_TASK TO COMPLETE_: Reproduce the full listing as it stands. Images do not belong in the copy.

_DATA EXCERPTS_:

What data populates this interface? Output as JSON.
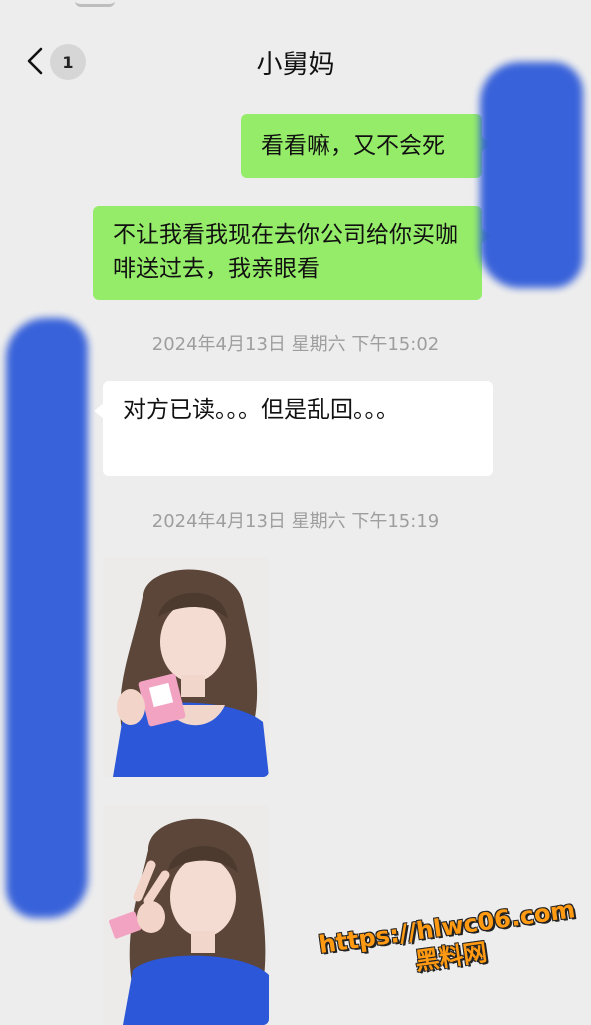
{
  "header": {
    "title": "小舅妈",
    "unread_count": "1",
    "back_icon": "chevron-left-icon"
  },
  "messages": [
    {
      "type": "sent",
      "text": "看看嘛，又不会死"
    },
    {
      "type": "sent",
      "text": "不让我看我现在去你公司给你买咖啡送过去，我亲眼看"
    },
    {
      "type": "time",
      "text": "2024年4月13日 星期六 下午15:02"
    },
    {
      "type": "received",
      "text": "对方已读。。。但是乱回。。。"
    },
    {
      "type": "time",
      "text": "2024年4月13日 星期六 下午15:19"
    },
    {
      "type": "image"
    },
    {
      "type": "image"
    }
  ],
  "watermark": {
    "url": "https://hlwc06.com",
    "name": "黑料网"
  },
  "colors": {
    "background": "#ededed",
    "sent_bubble": "#95ec69",
    "received_bubble": "#ffffff",
    "redaction": "#2f5bd9",
    "watermark": "#ff9a12"
  }
}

_SOLUTION TO THIS PROBLEM_:
What data populates this interface? Output as JSON.
{
  "header": {
    "title": "小舅妈",
    "unread_count": "1",
    "back_icon": "chevron-left-icon"
  },
  "messages": [
    {
      "type": "sent",
      "text": "看看嘛，又不会死"
    },
    {
      "type": "sent",
      "text": "不让我看我现在去你公司给你买咖啡送过去，我亲眼看"
    },
    {
      "type": "time",
      "text": "2024年4月13日 星期六 下午15:02"
    },
    {
      "type": "received",
      "text": "对方已读。。。但是乱回。。。"
    },
    {
      "type": "time",
      "text": "2024年4月13日 星期六 下午15:19"
    },
    {
      "type": "image"
    },
    {
      "type": "image"
    }
  ],
  "watermark": {
    "url": "https://hlwc06.com",
    "name": "黑料网"
  },
  "colors": {
    "background": "#ededed",
    "sent_bubble": "#95ec69",
    "received_bubble": "#ffffff",
    "redaction": "#2f5bd9",
    "watermark": "#ff9a12"
  }
}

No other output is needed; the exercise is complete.